What you should do: Nothing but the images should be left out when the entries are restated word for word.

Material to process:
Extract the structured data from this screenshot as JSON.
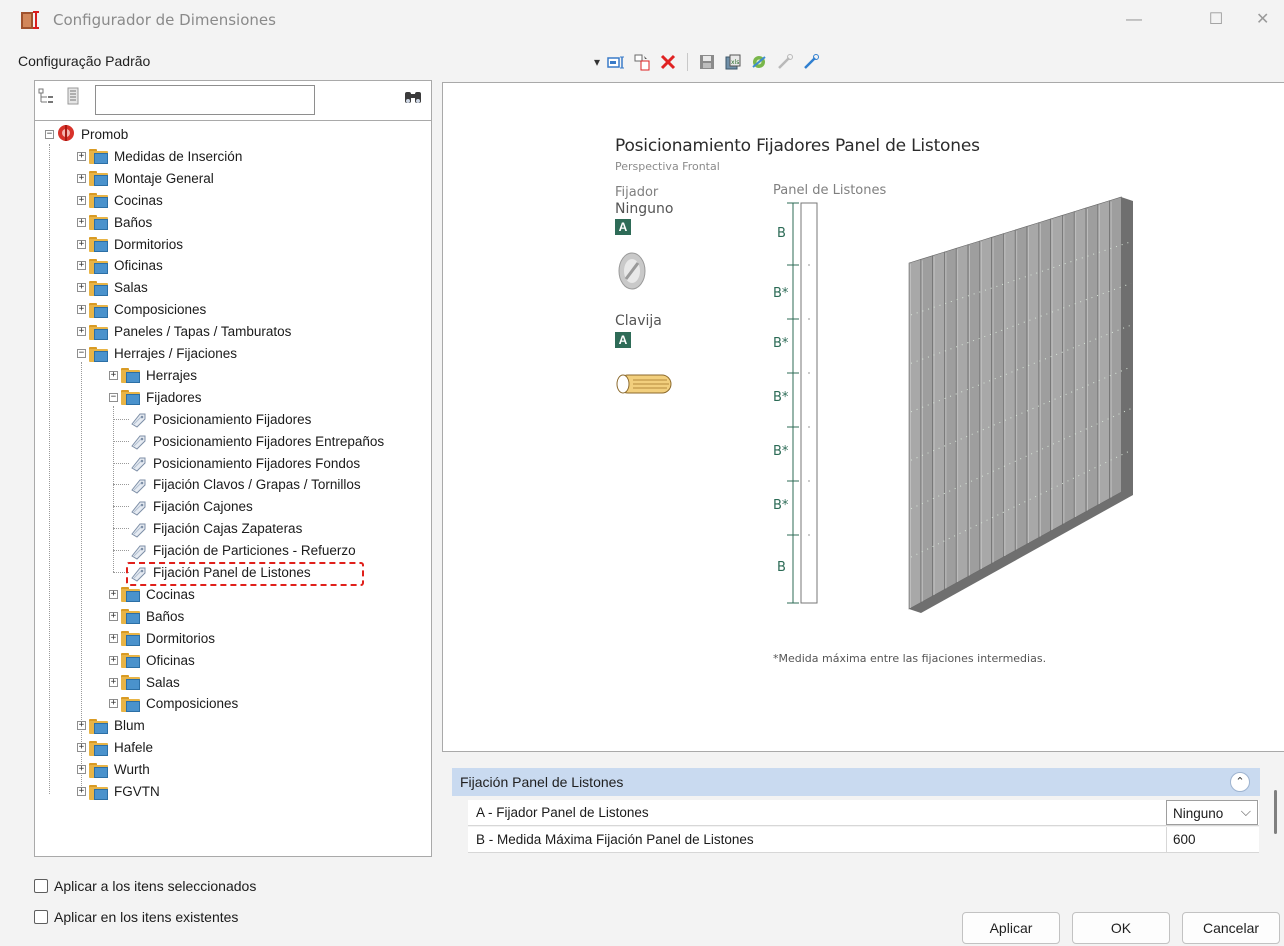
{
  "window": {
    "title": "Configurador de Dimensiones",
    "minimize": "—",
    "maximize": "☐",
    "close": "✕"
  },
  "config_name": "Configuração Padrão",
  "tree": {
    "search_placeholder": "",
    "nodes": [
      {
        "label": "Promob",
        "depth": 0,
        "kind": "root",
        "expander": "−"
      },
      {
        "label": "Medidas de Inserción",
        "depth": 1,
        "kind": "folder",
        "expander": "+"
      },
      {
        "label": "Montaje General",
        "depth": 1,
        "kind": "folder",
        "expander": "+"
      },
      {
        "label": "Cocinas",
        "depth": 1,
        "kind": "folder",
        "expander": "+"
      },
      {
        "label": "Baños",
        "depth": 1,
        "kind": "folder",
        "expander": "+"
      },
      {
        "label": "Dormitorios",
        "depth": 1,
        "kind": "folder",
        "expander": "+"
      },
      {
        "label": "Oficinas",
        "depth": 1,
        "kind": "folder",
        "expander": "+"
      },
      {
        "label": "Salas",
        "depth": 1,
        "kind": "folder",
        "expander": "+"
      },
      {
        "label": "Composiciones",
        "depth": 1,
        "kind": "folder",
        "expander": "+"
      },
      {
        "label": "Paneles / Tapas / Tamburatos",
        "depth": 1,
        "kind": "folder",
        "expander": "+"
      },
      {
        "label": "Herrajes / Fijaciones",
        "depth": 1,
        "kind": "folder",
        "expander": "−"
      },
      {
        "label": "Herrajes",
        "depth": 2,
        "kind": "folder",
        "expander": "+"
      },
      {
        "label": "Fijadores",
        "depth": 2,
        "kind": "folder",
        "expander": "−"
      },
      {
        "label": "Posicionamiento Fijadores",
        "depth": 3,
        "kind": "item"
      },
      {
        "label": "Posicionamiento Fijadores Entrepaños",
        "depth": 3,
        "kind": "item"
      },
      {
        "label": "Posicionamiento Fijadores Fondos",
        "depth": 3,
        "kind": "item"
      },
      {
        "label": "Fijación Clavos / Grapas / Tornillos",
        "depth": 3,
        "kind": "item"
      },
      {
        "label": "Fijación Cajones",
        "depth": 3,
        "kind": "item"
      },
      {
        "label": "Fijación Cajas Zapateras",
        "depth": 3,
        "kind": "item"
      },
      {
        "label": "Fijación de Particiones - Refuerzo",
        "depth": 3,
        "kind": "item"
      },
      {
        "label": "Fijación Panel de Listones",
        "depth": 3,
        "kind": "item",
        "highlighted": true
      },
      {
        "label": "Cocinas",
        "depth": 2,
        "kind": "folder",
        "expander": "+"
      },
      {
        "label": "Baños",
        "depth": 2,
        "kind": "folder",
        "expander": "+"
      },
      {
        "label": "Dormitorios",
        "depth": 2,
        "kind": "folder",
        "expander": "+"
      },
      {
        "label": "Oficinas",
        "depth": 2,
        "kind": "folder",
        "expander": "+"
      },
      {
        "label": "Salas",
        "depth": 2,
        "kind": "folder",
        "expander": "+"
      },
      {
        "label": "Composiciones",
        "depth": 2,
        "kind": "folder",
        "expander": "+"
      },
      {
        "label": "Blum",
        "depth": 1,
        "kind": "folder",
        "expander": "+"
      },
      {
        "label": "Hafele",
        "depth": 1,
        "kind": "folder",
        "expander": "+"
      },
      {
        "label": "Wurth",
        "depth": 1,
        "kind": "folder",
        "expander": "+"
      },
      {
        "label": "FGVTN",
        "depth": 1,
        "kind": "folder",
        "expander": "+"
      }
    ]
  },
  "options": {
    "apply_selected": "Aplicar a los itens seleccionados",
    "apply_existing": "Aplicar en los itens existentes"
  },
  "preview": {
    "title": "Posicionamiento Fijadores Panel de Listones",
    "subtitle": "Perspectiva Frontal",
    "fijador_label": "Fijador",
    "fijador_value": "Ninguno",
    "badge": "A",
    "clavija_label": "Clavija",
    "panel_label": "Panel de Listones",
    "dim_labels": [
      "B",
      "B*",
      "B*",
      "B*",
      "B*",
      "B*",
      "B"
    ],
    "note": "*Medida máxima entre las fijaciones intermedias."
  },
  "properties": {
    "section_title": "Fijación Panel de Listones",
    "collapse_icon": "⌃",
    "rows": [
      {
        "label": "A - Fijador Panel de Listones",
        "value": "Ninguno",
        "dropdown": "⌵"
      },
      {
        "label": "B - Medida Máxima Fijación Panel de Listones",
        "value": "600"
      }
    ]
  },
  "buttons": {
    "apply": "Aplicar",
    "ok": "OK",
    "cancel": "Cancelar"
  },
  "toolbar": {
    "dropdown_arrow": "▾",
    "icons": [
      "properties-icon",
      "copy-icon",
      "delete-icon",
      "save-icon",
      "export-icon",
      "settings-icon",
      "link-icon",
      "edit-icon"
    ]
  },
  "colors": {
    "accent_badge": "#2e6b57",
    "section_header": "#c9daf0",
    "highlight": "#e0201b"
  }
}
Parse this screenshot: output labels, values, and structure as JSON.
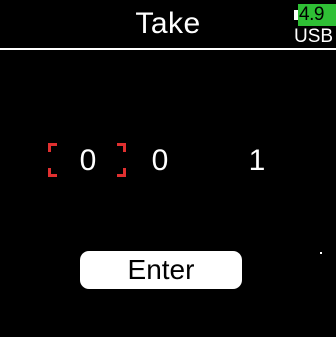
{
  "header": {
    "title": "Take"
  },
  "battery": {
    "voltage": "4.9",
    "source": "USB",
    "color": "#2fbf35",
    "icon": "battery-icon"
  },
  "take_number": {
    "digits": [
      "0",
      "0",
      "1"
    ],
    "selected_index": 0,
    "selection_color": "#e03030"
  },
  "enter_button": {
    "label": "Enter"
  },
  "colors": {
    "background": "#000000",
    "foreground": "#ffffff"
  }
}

Answer:
Extract the structured data from this screenshot as JSON.
{
  "window": {
    "title": "Configurador de Dimensiones",
    "minimize": "—",
    "maximize": "☐",
    "close": "✕"
  },
  "config_name": "Configuração Padrão",
  "tree": {
    "search_placeholder": "",
    "nodes": [
      {
        "label": "Promob",
        "depth": 0,
        "kind": "root",
        "expander": "−"
      },
      {
        "label": "Medidas de Inserción",
        "depth": 1,
        "kind": "folder",
        "expander": "+"
      },
      {
        "label": "Montaje General",
        "depth": 1,
        "kind": "folder",
        "expander": "+"
      },
      {
        "label": "Cocinas",
        "depth": 1,
        "kind": "folder",
        "expander": "+"
      },
      {
        "label": "Baños",
        "depth": 1,
        "kind": "folder",
        "expander": "+"
      },
      {
        "label": "Dormitorios",
        "depth": 1,
        "kind": "folder",
        "expander": "+"
      },
      {
        "label": "Oficinas",
        "depth": 1,
        "kind": "folder",
        "expander": "+"
      },
      {
        "label": "Salas",
        "depth": 1,
        "kind": "folder",
        "expander": "+"
      },
      {
        "label": "Composiciones",
        "depth": 1,
        "kind": "folder",
        "expander": "+"
      },
      {
        "label": "Paneles / Tapas / Tamburatos",
        "depth": 1,
        "kind": "folder",
        "expander": "+"
      },
      {
        "label": "Herrajes / Fijaciones",
        "depth": 1,
        "kind": "folder",
        "expander": "−"
      },
      {
        "label": "Herrajes",
        "depth": 2,
        "kind": "folder",
        "expander": "+"
      },
      {
        "label": "Fijadores",
        "depth": 2,
        "kind": "folder",
        "expander": "−"
      },
      {
        "label": "Posicionamiento Fijadores",
        "depth": 3,
        "kind": "item"
      },
      {
        "label": "Posicionamiento Fijadores Entrepaños",
        "depth": 3,
        "kind": "item"
      },
      {
        "label": "Posicionamiento Fijadores Fondos",
        "depth": 3,
        "kind": "item"
      },
      {
        "label": "Fijación Clavos / Grapas / Tornillos",
        "depth": 3,
        "kind": "item"
      },
      {
        "label": "Fijación Cajones",
        "depth": 3,
        "kind": "item"
      },
      {
        "label": "Fijación Cajas Zapateras",
        "depth": 3,
        "kind": "item"
      },
      {
        "label": "Fijación de Particiones - Refuerzo",
        "depth": 3,
        "kind": "item"
      },
      {
        "label": "Fijación Panel de Listones",
        "depth": 3,
        "kind": "item",
        "highlighted": true
      },
      {
        "label": "Cocinas",
        "depth": 2,
        "kind": "folder",
        "expander": "+"
      },
      {
        "label": "Baños",
        "depth": 2,
        "kind": "folder",
        "expander": "+"
      },
      {
        "label": "Dormitorios",
        "depth": 2,
        "kind": "folder",
        "expander": "+"
      },
      {
        "label": "Oficinas",
        "depth": 2,
        "kind": "folder",
        "expander": "+"
      },
      {
        "label": "Salas",
        "depth": 2,
        "kind": "folder",
        "expander": "+"
      },
      {
        "label": "Composiciones",
        "depth": 2,
        "kind": "folder",
        "expander": "+"
      },
      {
        "label": "Blum",
        "depth": 1,
        "kind": "folder",
        "expander": "+"
      },
      {
        "label": "Hafele",
        "depth": 1,
        "kind": "folder",
        "expander": "+"
      },
      {
        "label": "Wurth",
        "depth": 1,
        "kind": "folder",
        "expander": "+"
      },
      {
        "label": "FGVTN",
        "depth": 1,
        "kind": "folder",
        "expander": "+"
      }
    ]
  },
  "options": {
    "apply_selected": "Aplicar a los itens seleccionados",
    "apply_existing": "Aplicar en los itens existentes"
  },
  "preview": {
    "title": "Posicionamiento Fijadores Panel de Listones",
    "subtitle": "Perspectiva Frontal",
    "fijador_label": "Fijador",
    "fijador_value": "Ninguno",
    "badge": "A",
    "clavija_label": "Clavija",
    "panel_label": "Panel de Listones",
    "dim_labels": [
      "B",
      "B*",
      "B*",
      "B*",
      "B*",
      "B*",
      "B"
    ],
    "note": "*Medida máxima entre las fijaciones intermedias."
  },
  "properties": {
    "section_title": "Fijación Panel de Listones",
    "collapse_icon": "⌃",
    "rows": [
      {
        "label": "A - Fijador Panel de Listones",
        "value": "Ninguno",
        "dropdown": "⌵"
      },
      {
        "label": "B - Medida Máxima Fijación Panel de Listones",
        "value": "600"
      }
    ]
  },
  "buttons": {
    "apply": "Aplicar",
    "ok": "OK",
    "cancel": "Cancelar"
  },
  "toolbar": {
    "dropdown_arrow": "▾",
    "icons": [
      "properties-icon",
      "copy-icon",
      "delete-icon",
      "save-icon",
      "export-icon",
      "settings-icon",
      "link-icon",
      "edit-icon"
    ]
  },
  "colors": {
    "accent_badge": "#2e6b57",
    "section_header": "#c9daf0",
    "highlight": "#e0201b"
  }
}
Parse this screenshot: output labels, values, and structure as JSON.
{
  "header": {
    "title": "Take"
  },
  "battery": {
    "voltage": "4.9",
    "source": "USB",
    "color": "#2fbf35",
    "icon": "battery-icon"
  },
  "take_number": {
    "digits": [
      "0",
      "0",
      "1"
    ],
    "selected_index": 0,
    "selection_color": "#e03030"
  },
  "enter_button": {
    "label": "Enter"
  },
  "colors": {
    "background": "#000000",
    "foreground": "#ffffff"
  }
}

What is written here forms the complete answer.